3. For this project, I used a simple hinge mortising template that I picked up at Home Depot a few years ago. It's just a metal guide that attaches over the hinge location. It will guide my router bit to make the inset for the hinge. I usually just secure it in place with screws so it's easy to remove after I've made the cut. (Yes, you can use a wood chisel to make the cuts, but it won't be as neat and it's hard to get the depth exactly right.)

4. Cut the hinge mortise with your router. I was using a straight 1/2" bit. The biggest consideration here is to NOT CUT TOO DEEPLY! If you do, your door will not fit right and you'll be baffled. You want the surface of the hinge to be flush with the door's edge when it's in place, so make the cut accordingly, around 1/8" deep, but check it with your hinge.

5. See if your hinges have rounded corners or square. Mine were square so I needed to remove the corners left by my router template. For this I used a wood chisel and carefully squared up the corners.

6. Remove the old door, by taking the screws out of the hinges on the door. Leave the hinges attached to the door frame.

7. Hold the door in place so you can line up the hinges. Mark the holes and make pilot holes before you screw.

8. Check it and fix. I had a couple instances where the door stop wasn't letting the new door close. Apparently, the new door is just a touch thicker than the old. To remedy this I carefully removed the door stop (see this post) and moved it around 1/16" inch so the door would close properly.
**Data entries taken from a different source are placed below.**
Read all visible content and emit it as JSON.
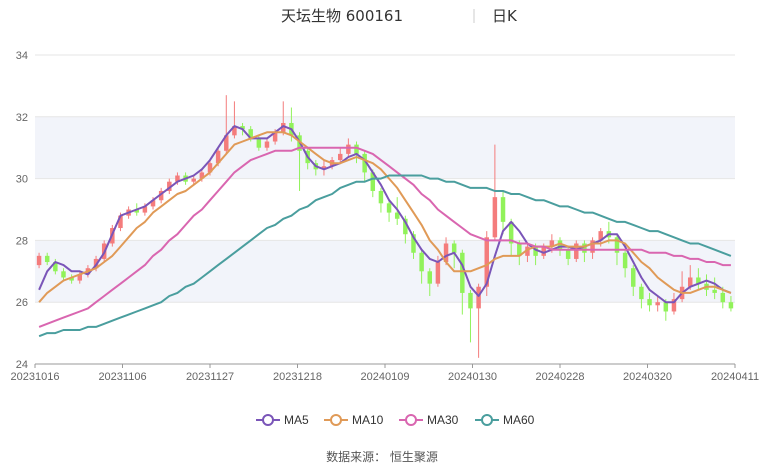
{
  "title": {
    "name": "天坛生物 600161",
    "period": "日K"
  },
  "source": "数据来源： 恒生聚源",
  "chart_data": {
    "type": "candlestick",
    "ylim": [
      24,
      34
    ],
    "yticks": [
      24,
      26,
      28,
      30,
      32,
      34
    ],
    "xticks": [
      "20231016",
      "20231106",
      "20231127",
      "20231218",
      "20240109",
      "20240130",
      "20240228",
      "20240320",
      "20240411"
    ],
    "grid": true,
    "legend_position": "bottom-center",
    "colors": {
      "up": "#f47c7c",
      "down": "#91f25a",
      "MA5": "#7a55b8",
      "MA10": "#e09a57",
      "MA30": "#d966b0",
      "MA60": "#4a9e9e",
      "band": "#f2f4fa",
      "grid": "#e6e6e6"
    },
    "candles": [
      [
        27.2,
        27.5,
        27.6,
        27.1
      ],
      [
        27.5,
        27.3,
        27.6,
        27.2
      ],
      [
        27.3,
        27.0,
        27.4,
        26.9
      ],
      [
        27.0,
        26.8,
        27.1,
        26.7
      ],
      [
        26.8,
        26.7,
        26.9,
        26.6
      ],
      [
        26.7,
        26.9,
        27.0,
        26.6
      ],
      [
        26.9,
        27.1,
        27.2,
        26.8
      ],
      [
        27.1,
        27.4,
        27.5,
        27.0
      ],
      [
        27.4,
        27.9,
        28.0,
        27.3
      ],
      [
        27.9,
        28.4,
        28.5,
        27.8
      ],
      [
        28.4,
        28.8,
        28.9,
        28.3
      ],
      [
        28.8,
        29.0,
        29.1,
        28.7
      ],
      [
        29.0,
        28.9,
        29.2,
        28.8
      ],
      [
        28.9,
        29.1,
        29.2,
        28.8
      ],
      [
        29.1,
        29.3,
        29.4,
        29.0
      ],
      [
        29.3,
        29.6,
        29.7,
        29.2
      ],
      [
        29.6,
        29.9,
        30.0,
        29.5
      ],
      [
        29.9,
        30.1,
        30.2,
        29.8
      ],
      [
        30.1,
        29.9,
        30.2,
        29.8
      ],
      [
        29.9,
        30.0,
        30.1,
        29.8
      ],
      [
        30.0,
        30.2,
        30.3,
        29.9
      ],
      [
        30.2,
        30.5,
        30.6,
        30.1
      ],
      [
        30.5,
        30.9,
        31.0,
        30.4
      ],
      [
        30.9,
        31.4,
        32.7,
        30.8
      ],
      [
        31.4,
        31.7,
        32.5,
        31.3
      ],
      [
        31.7,
        31.6,
        31.8,
        31.4
      ],
      [
        31.6,
        31.3,
        31.7,
        31.2
      ],
      [
        31.3,
        31.0,
        31.4,
        30.9
      ],
      [
        31.0,
        31.2,
        31.3,
        30.9
      ],
      [
        31.2,
        31.5,
        31.6,
        31.1
      ],
      [
        31.5,
        31.8,
        32.5,
        31.4
      ],
      [
        31.8,
        31.4,
        32.3,
        31.2
      ],
      [
        31.4,
        30.9,
        31.5,
        29.6
      ],
      [
        30.9,
        30.5,
        31.0,
        30.3
      ],
      [
        30.5,
        30.3,
        30.6,
        30.1
      ],
      [
        30.3,
        30.4,
        30.6,
        30.1
      ],
      [
        30.4,
        30.6,
        30.7,
        30.3
      ],
      [
        30.6,
        30.8,
        31.0,
        30.5
      ],
      [
        30.8,
        31.1,
        31.3,
        30.7
      ],
      [
        31.1,
        30.8,
        31.2,
        30.5
      ],
      [
        30.8,
        30.2,
        30.9,
        29.9
      ],
      [
        30.2,
        29.6,
        30.3,
        29.4
      ],
      [
        29.6,
        29.2,
        29.7,
        28.9
      ],
      [
        29.2,
        28.9,
        29.3,
        28.6
      ],
      [
        28.9,
        28.7,
        29.4,
        28.5
      ],
      [
        28.7,
        28.2,
        28.8,
        27.9
      ],
      [
        28.2,
        27.6,
        28.3,
        27.4
      ],
      [
        27.6,
        27.0,
        27.7,
        26.6
      ],
      [
        27.0,
        26.6,
        27.1,
        26.2
      ],
      [
        26.6,
        27.3,
        27.5,
        26.5
      ],
      [
        27.3,
        27.9,
        28.1,
        27.2
      ],
      [
        27.9,
        27.6,
        28.0,
        27.1
      ],
      [
        27.6,
        26.3,
        27.7,
        25.6
      ],
      [
        26.3,
        25.8,
        26.4,
        24.7
      ],
      [
        25.8,
        26.5,
        26.6,
        24.2
      ],
      [
        26.5,
        28.1,
        28.3,
        26.2
      ],
      [
        28.1,
        29.4,
        31.1,
        28.0
      ],
      [
        29.4,
        28.6,
        29.6,
        28.2
      ],
      [
        28.6,
        27.9,
        28.7,
        27.5
      ],
      [
        27.9,
        27.5,
        28.0,
        27.2
      ],
      [
        27.5,
        27.8,
        27.9,
        27.3
      ],
      [
        27.8,
        27.5,
        27.9,
        27.2
      ],
      [
        27.5,
        27.8,
        27.9,
        27.4
      ],
      [
        27.8,
        28.0,
        28.2,
        27.6
      ],
      [
        28.0,
        27.7,
        28.1,
        27.5
      ],
      [
        27.7,
        27.4,
        27.8,
        27.2
      ],
      [
        27.4,
        27.9,
        28.0,
        27.3
      ],
      [
        27.9,
        27.6,
        28.0,
        27.3
      ],
      [
        27.6,
        28.0,
        28.1,
        27.4
      ],
      [
        28.0,
        28.3,
        28.4,
        27.8
      ],
      [
        28.3,
        28.1,
        28.6,
        27.9
      ],
      [
        28.1,
        27.6,
        28.2,
        27.2
      ],
      [
        27.6,
        27.1,
        27.7,
        26.8
      ],
      [
        27.1,
        26.5,
        27.2,
        26.2
      ],
      [
        26.5,
        26.1,
        26.6,
        25.8
      ],
      [
        26.1,
        25.9,
        26.3,
        25.7
      ],
      [
        25.9,
        26.0,
        26.2,
        25.7
      ],
      [
        26.0,
        25.7,
        26.1,
        25.4
      ],
      [
        25.7,
        26.1,
        26.3,
        25.6
      ],
      [
        26.1,
        26.5,
        27.0,
        26.0
      ],
      [
        26.5,
        26.8,
        27.2,
        26.4
      ],
      [
        26.8,
        26.6,
        27.1,
        26.4
      ],
      [
        26.6,
        26.4,
        26.9,
        26.2
      ],
      [
        26.4,
        26.3,
        26.8,
        26.1
      ],
      [
        26.3,
        26.0,
        26.5,
        25.8
      ],
      [
        26.0,
        25.8,
        26.2,
        25.7
      ]
    ],
    "series": [
      {
        "name": "MA5",
        "values": [
          26.4,
          27.0,
          27.3,
          27.2,
          27.0,
          27.0,
          26.9,
          27.2,
          27.6,
          28.2,
          28.8,
          28.9,
          29.0,
          29.1,
          29.3,
          29.5,
          29.7,
          29.9,
          30.0,
          30.1,
          30.3,
          30.6,
          31.0,
          31.4,
          31.7,
          31.6,
          31.3,
          31.3,
          31.3,
          31.5,
          31.7,
          31.6,
          31.2,
          30.7,
          30.4,
          30.3,
          30.4,
          30.5,
          30.7,
          30.8,
          30.6,
          30.2,
          29.8,
          29.3,
          29.0,
          28.6,
          28.1,
          27.7,
          27.4,
          27.3,
          27.5,
          27.6,
          27.2,
          26.5,
          26.2,
          26.6,
          27.5,
          28.3,
          28.6,
          28.3,
          27.9,
          27.7,
          27.6,
          27.7,
          27.8,
          27.8,
          27.7,
          27.8,
          27.9,
          28.0,
          28.2,
          28.2,
          27.8,
          27.3,
          26.8,
          26.4,
          26.2,
          26.0,
          26.0,
          26.3,
          26.5,
          26.6,
          26.7,
          26.6,
          26.4,
          26.3
        ]
      },
      {
        "name": "MA10",
        "values": [
          26.0,
          26.3,
          26.5,
          26.7,
          26.8,
          26.9,
          27.0,
          27.1,
          27.3,
          27.5,
          27.8,
          28.1,
          28.4,
          28.6,
          28.9,
          29.1,
          29.3,
          29.5,
          29.6,
          29.8,
          30.0,
          30.2,
          30.5,
          30.8,
          31.1,
          31.2,
          31.3,
          31.4,
          31.5,
          31.5,
          31.5,
          31.4,
          31.2,
          31.0,
          30.8,
          30.6,
          30.5,
          30.5,
          30.6,
          30.7,
          30.6,
          30.5,
          30.3,
          30.0,
          29.7,
          29.3,
          28.9,
          28.5,
          28.0,
          27.7,
          27.3,
          27.0,
          27.0,
          27.0,
          27.1,
          27.2,
          27.4,
          27.5,
          27.5,
          27.5,
          27.7,
          27.8,
          27.8,
          27.8,
          27.9,
          27.8,
          27.8,
          27.8,
          27.9,
          27.9,
          28.0,
          28.0,
          27.9,
          27.6,
          27.3,
          27.1,
          26.8,
          26.6,
          26.4,
          26.3,
          26.3,
          26.4,
          26.5,
          26.5,
          26.4,
          26.3
        ]
      },
      {
        "name": "MA30",
        "values": [
          25.2,
          25.3,
          25.4,
          25.5,
          25.6,
          25.7,
          25.8,
          26.0,
          26.2,
          26.4,
          26.6,
          26.8,
          27.0,
          27.2,
          27.5,
          27.7,
          28.0,
          28.2,
          28.5,
          28.8,
          29.0,
          29.3,
          29.6,
          29.9,
          30.2,
          30.4,
          30.6,
          30.7,
          30.8,
          30.9,
          30.9,
          30.9,
          31.0,
          31.0,
          31.0,
          31.0,
          31.0,
          31.0,
          31.0,
          31.0,
          30.9,
          30.8,
          30.6,
          30.4,
          30.2,
          30.0,
          29.8,
          29.5,
          29.3,
          29.0,
          28.8,
          28.6,
          28.4,
          28.2,
          28.1,
          28.0,
          28.0,
          28.0,
          28.0,
          27.9,
          27.9,
          27.8,
          27.8,
          27.7,
          27.7,
          27.7,
          27.7,
          27.7,
          27.7,
          27.7,
          27.7,
          27.7,
          27.7,
          27.7,
          27.7,
          27.6,
          27.6,
          27.6,
          27.5,
          27.5,
          27.4,
          27.4,
          27.3,
          27.3,
          27.2,
          27.2
        ]
      },
      {
        "name": "MA60",
        "values": [
          24.9,
          25.0,
          25.0,
          25.1,
          25.1,
          25.1,
          25.2,
          25.2,
          25.3,
          25.4,
          25.5,
          25.6,
          25.7,
          25.8,
          25.9,
          26.0,
          26.2,
          26.3,
          26.5,
          26.6,
          26.8,
          27.0,
          27.2,
          27.4,
          27.6,
          27.8,
          28.0,
          28.2,
          28.4,
          28.5,
          28.7,
          28.8,
          29.0,
          29.1,
          29.3,
          29.4,
          29.5,
          29.7,
          29.8,
          29.9,
          29.9,
          30.0,
          30.0,
          30.1,
          30.1,
          30.1,
          30.1,
          30.1,
          30.0,
          30.0,
          29.9,
          29.9,
          29.8,
          29.7,
          29.7,
          29.7,
          29.6,
          29.6,
          29.5,
          29.5,
          29.4,
          29.3,
          29.3,
          29.2,
          29.1,
          29.1,
          29.0,
          28.9,
          28.9,
          28.8,
          28.7,
          28.6,
          28.6,
          28.5,
          28.4,
          28.3,
          28.3,
          28.2,
          28.1,
          28.0,
          27.9,
          27.9,
          27.8,
          27.7,
          27.6,
          27.5
        ]
      }
    ]
  }
}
Hopefully, your measurements were accurate and you're ready to move on to doorknobs!


No comments:

Post a Comment